But in Broadwater Farm, a police officer was murdered by the mob – something that hadn’t happened in more than a century. Everybody’s favourite documentary manufacturer – the BBC – reconstructed the how, where and who (or, in this case, who not) twice: click here and here (watchable in the UK only, unfortunately). Also, Broadwater Farm itself also has a devoted reggae track from the 80’s – and a number of, ehm, more contemporary beat poets, too. For more on the estate itself, see the BF Community Centre website.

For a comparison between 1985 and 2011, see this article in the Telegraph.

Picture by Cromacom

This post accompanies part two of the Blame the Architect lecture series. This week we’ll discuss the 1967 Race Riots in Detroit; extra material for those who are interested or otherwise unoccupied can be found below.

Firstly, please watch this before you do anything else Detroit-related: it’s made by Julien Temple and it’s an absolutely brilliant (8.0 says IMDB)  portrait of present-day Detroit. Yes, that’s a dodgy looking Russian website we refer you to, but unfortunately the documentary is pretty hard to find (or buy, for that matter). For those who like their documentaries sponsored by a shoe brand and featuring celebrities-through-self-mutilation, Palladium had Johnny Knoxville walk around some ruins actually make a very interesting portrait of the city. And this looks interesting too.
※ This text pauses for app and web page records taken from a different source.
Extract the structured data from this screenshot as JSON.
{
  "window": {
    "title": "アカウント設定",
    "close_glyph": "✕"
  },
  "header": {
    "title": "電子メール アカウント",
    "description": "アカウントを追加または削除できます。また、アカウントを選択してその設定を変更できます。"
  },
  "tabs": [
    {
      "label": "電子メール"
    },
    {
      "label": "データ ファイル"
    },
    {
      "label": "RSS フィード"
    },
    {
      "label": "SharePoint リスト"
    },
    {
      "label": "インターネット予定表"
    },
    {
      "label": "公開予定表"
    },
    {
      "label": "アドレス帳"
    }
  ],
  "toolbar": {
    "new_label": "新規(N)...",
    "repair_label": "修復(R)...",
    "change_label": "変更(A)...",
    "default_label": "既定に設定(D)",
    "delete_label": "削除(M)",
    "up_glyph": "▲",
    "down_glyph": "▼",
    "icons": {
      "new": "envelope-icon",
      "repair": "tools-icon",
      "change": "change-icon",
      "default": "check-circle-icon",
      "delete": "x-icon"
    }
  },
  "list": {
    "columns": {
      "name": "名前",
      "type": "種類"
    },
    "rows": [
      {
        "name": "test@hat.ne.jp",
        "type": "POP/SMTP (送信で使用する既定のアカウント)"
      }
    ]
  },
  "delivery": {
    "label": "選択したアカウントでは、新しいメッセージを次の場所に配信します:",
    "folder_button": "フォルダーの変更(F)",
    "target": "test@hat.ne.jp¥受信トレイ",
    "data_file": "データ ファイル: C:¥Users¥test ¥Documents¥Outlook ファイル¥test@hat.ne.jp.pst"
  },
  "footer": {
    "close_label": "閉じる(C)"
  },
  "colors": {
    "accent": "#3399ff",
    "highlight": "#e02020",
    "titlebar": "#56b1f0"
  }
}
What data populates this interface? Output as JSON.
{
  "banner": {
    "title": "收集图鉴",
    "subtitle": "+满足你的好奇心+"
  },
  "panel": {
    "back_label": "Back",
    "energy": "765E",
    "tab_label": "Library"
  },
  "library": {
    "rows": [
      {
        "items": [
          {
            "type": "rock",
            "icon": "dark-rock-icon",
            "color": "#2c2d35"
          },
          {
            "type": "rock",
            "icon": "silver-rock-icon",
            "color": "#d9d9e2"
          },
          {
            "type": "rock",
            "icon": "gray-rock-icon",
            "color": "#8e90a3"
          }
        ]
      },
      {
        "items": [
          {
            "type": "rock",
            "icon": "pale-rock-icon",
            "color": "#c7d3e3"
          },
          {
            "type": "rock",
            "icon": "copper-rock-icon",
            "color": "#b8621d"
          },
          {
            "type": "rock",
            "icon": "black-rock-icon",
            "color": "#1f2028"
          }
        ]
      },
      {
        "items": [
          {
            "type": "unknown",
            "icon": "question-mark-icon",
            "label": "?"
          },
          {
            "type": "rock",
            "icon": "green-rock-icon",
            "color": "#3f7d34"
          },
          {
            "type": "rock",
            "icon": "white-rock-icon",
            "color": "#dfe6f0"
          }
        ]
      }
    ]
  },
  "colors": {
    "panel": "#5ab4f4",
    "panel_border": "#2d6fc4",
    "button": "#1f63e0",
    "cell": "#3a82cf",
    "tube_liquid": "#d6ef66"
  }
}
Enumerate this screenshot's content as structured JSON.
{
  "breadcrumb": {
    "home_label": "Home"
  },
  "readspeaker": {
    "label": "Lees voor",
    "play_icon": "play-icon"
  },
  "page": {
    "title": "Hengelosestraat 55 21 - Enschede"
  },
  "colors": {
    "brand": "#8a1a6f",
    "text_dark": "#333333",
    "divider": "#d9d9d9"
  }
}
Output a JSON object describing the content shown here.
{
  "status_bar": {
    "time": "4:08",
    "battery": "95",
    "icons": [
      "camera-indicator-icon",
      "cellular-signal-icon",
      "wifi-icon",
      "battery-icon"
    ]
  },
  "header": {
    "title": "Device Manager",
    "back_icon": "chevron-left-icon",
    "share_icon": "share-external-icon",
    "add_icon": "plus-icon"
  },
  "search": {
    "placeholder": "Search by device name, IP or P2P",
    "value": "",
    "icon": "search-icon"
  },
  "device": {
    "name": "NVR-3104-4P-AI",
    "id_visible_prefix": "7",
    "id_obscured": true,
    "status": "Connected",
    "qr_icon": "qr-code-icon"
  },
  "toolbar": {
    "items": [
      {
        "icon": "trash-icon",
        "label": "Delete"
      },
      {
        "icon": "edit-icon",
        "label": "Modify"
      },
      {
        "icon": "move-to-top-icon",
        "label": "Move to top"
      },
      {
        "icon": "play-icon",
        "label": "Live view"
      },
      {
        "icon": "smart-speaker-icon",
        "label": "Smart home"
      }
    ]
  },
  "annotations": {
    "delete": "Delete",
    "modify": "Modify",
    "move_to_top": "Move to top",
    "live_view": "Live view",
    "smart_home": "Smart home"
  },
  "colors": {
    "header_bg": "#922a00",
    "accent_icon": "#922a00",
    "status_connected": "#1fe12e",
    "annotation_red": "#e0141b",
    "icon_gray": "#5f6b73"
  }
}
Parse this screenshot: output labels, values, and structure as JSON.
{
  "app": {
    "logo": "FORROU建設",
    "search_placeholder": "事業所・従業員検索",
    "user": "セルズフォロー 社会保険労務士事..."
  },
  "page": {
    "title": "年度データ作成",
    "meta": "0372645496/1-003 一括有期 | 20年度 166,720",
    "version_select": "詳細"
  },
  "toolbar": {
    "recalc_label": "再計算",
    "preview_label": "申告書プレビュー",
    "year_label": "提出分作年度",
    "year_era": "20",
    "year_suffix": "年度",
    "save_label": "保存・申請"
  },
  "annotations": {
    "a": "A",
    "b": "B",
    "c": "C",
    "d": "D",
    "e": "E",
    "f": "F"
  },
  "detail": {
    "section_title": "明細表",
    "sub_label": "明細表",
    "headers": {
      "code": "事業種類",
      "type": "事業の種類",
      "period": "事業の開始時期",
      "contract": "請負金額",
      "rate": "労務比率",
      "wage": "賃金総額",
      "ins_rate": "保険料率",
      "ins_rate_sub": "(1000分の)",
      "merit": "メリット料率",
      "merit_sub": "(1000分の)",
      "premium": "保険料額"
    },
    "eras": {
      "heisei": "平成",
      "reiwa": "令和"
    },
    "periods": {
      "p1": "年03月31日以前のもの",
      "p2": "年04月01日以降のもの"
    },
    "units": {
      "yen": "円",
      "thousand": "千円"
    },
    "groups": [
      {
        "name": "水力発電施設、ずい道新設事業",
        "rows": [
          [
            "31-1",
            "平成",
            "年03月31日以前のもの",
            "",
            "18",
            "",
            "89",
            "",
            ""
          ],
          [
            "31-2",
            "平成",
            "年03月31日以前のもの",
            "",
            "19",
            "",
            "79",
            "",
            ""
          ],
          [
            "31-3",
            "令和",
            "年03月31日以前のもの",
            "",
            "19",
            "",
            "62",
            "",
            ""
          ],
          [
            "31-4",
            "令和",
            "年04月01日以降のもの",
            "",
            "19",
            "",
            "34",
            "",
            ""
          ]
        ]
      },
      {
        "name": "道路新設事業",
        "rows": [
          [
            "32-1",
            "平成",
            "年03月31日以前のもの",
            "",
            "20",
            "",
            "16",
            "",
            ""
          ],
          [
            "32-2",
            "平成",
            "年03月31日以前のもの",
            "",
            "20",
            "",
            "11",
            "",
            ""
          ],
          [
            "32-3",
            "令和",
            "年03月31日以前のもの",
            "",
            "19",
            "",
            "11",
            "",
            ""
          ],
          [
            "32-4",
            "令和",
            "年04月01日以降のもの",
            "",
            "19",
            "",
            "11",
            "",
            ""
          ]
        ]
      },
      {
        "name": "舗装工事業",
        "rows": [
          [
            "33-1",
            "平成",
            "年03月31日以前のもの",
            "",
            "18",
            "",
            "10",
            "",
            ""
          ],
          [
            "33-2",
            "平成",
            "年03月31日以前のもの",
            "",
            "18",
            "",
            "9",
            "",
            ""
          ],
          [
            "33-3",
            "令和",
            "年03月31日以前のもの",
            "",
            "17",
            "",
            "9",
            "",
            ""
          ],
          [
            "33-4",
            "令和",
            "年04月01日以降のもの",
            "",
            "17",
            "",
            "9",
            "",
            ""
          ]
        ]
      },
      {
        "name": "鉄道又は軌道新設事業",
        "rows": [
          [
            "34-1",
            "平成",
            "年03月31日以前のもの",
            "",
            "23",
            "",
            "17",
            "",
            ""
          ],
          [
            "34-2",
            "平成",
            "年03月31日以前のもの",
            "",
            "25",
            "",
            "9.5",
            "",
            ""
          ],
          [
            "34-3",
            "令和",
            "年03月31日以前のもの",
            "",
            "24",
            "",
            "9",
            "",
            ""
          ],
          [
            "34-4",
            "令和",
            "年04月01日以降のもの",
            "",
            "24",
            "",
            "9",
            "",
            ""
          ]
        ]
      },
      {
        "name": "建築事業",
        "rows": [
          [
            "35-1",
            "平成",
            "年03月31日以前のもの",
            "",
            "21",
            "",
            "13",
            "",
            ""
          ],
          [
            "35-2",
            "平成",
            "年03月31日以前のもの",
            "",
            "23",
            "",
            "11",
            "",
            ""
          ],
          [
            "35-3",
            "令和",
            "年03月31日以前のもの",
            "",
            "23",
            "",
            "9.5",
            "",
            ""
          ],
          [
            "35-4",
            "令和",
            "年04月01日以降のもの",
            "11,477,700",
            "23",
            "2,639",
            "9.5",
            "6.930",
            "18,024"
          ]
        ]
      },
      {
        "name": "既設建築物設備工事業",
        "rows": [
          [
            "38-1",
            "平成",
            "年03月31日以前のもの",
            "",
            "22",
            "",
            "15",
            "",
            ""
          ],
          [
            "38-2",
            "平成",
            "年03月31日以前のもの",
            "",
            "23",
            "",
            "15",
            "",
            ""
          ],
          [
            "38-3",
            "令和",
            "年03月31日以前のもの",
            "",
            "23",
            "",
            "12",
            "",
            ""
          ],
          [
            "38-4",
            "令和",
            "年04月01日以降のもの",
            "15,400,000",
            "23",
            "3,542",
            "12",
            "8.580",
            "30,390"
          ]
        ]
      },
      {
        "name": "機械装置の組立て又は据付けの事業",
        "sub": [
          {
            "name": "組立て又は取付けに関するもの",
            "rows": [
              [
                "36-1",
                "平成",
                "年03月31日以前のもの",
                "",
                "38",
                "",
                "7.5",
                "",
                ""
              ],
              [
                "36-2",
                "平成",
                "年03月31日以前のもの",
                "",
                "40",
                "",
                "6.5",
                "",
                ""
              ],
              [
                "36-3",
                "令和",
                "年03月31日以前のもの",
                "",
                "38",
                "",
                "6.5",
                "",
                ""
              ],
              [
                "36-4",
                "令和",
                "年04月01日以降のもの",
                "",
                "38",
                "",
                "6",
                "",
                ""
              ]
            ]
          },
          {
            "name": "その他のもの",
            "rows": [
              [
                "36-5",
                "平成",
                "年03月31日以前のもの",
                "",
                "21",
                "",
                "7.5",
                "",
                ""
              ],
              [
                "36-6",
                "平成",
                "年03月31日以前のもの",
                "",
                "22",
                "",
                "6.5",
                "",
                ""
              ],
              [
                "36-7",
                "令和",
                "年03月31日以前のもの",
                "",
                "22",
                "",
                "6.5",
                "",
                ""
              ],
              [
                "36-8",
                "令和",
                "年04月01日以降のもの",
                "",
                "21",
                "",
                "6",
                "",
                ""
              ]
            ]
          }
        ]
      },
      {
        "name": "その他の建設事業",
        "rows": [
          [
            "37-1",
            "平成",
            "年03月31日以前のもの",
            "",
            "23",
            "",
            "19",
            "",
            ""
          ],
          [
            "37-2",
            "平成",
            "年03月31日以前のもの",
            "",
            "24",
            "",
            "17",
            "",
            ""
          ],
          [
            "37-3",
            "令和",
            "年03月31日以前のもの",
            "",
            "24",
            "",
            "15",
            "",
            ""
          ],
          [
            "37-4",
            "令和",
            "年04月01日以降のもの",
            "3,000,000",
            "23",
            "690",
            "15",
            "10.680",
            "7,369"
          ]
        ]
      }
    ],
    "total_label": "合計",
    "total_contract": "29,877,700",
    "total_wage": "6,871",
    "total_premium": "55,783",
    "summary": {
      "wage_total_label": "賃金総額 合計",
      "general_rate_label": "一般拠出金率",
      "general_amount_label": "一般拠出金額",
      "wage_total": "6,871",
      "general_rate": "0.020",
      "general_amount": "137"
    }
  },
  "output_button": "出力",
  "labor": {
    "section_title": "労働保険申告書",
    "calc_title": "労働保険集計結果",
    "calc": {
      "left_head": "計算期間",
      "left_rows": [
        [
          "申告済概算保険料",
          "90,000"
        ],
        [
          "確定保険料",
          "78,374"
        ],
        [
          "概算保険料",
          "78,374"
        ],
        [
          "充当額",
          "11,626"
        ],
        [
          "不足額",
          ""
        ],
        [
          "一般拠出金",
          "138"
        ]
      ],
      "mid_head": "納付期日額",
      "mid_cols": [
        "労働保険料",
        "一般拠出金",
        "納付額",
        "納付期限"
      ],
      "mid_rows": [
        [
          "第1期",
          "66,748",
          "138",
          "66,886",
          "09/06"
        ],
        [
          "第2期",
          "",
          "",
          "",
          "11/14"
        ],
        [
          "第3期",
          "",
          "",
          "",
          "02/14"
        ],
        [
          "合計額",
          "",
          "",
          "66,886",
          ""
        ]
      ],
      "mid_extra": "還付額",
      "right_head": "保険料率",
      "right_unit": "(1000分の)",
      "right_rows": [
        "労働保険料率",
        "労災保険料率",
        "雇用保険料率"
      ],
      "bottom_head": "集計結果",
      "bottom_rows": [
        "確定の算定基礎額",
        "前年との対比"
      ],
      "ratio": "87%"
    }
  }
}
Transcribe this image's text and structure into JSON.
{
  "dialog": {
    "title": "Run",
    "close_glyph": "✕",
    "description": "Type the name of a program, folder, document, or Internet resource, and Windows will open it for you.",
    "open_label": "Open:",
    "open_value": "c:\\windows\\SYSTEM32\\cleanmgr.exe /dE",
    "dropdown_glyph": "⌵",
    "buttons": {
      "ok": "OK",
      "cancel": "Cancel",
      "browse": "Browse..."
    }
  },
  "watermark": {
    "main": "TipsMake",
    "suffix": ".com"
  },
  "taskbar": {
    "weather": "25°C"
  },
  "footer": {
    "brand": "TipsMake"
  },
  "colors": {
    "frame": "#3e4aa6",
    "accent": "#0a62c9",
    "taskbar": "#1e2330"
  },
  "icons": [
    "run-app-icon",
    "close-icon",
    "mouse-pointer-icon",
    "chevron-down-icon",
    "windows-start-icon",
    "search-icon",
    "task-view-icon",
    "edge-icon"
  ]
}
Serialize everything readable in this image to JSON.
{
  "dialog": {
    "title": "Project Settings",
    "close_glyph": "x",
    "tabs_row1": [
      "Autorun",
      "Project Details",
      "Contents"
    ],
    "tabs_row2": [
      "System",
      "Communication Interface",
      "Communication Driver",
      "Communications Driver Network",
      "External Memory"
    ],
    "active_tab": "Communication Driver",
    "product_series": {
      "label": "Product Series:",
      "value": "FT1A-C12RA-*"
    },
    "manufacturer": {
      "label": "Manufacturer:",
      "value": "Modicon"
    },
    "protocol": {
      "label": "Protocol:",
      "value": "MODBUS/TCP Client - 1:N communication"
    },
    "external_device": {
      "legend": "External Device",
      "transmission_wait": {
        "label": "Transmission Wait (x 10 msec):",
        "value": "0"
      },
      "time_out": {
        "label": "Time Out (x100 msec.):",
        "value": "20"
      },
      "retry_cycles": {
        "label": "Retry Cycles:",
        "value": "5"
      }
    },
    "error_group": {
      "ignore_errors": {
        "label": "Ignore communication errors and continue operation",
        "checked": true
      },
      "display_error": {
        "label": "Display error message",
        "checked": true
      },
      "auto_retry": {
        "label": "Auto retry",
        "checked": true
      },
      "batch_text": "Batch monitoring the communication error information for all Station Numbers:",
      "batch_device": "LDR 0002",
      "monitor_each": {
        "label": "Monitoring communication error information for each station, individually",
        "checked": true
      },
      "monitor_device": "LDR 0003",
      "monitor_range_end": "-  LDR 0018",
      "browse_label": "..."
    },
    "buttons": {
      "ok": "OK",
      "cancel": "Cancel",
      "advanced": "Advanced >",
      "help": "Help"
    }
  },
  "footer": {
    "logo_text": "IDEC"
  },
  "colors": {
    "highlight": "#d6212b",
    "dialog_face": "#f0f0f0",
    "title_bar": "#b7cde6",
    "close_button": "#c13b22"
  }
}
Then there is this gem of public broadcasting: Detroit on the Move has mayor Jerome Cavanagh paint a bright and prosperous future for the city of Detroit, just two years before the riots would tear the city apart.

On a lighter note though, besides urban decline and violence Detroit also means cars and music of course. And more music. And even more music. And some more cars (caution: Australian accents). O, and great songs too. The Supremes were born here, by the way –  and Eddie Murphy’s claymation series the PJ’s was set there as well.